** Records supplied follows **
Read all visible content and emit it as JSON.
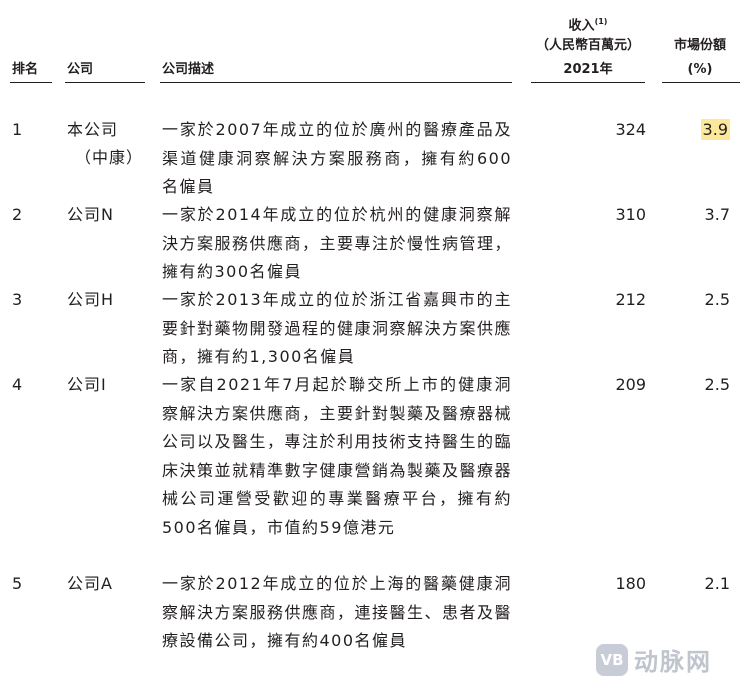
{
  "header": {
    "rank": "排名",
    "company": "公司",
    "description": "公司描述",
    "revenue_line1": "收入",
    "revenue_note": "(1)",
    "revenue_line2": "（人民幣百萬元）",
    "revenue_line3": "2021年",
    "share_line1": "市場份額",
    "share_line2": "(%)"
  },
  "rows": [
    {
      "rank": "1",
      "company_line1": "本公司",
      "company_line2": "（中康）",
      "description": "一家於2007年成立的位於廣州的醫療產品及渠道健康洞察解決方案服務商，擁有約600名僱員",
      "revenue": "324",
      "share": "3.9"
    },
    {
      "rank": "2",
      "company_line1": "公司N",
      "company_line2": "",
      "description": "一家於2014年成立的位於杭州的健康洞察解決方案服務供應商，主要專注於慢性病管理，擁有約300名僱員",
      "revenue": "310",
      "share": "3.7"
    },
    {
      "rank": "3",
      "company_line1": "公司H",
      "company_line2": "",
      "description": "一家於2013年成立的位於浙江省嘉興市的主要針對藥物開發過程的健康洞察解決方案供應商，擁有約1,300名僱員",
      "revenue": "212",
      "share": "2.5"
    },
    {
      "rank": "4",
      "company_line1": "公司I",
      "company_line2": "",
      "description": "一家自2021年7月起於聯交所上市的健康洞察解決方案供應商，主要針對製藥及醫療器械公司以及醫生，專注於利用技術支持醫生的臨床決策並就精準數字健康營銷為製藥及醫療器械公司運營受歡迎的專業醫療平台，擁有約500名僱員，市值約59億港元",
      "revenue": "209",
      "share": "2.5"
    },
    {
      "rank": "5",
      "company_line1": "公司A",
      "company_line2": "",
      "description": "一家於2012年成立的位於上海的醫藥健康洞察解決方案服務供應商，連接醫生、患者及醫療設備公司，擁有約400名僱員",
      "revenue": "180",
      "share": "2.1"
    }
  ],
  "watermark": {
    "logo": "VB",
    "text": "动脉网"
  }
}
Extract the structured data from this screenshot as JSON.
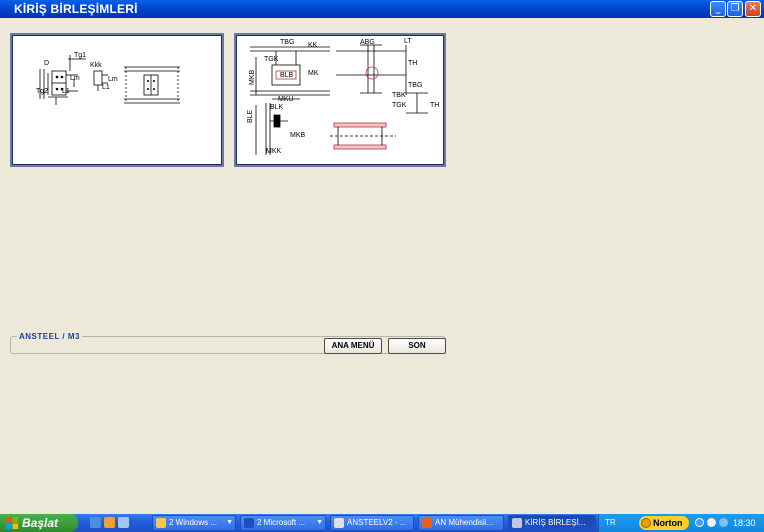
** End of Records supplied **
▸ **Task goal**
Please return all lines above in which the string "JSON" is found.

▸ **Reply**
Read all visible content and emit it as JSON.
Extract the structured data from this screenshot as JSON.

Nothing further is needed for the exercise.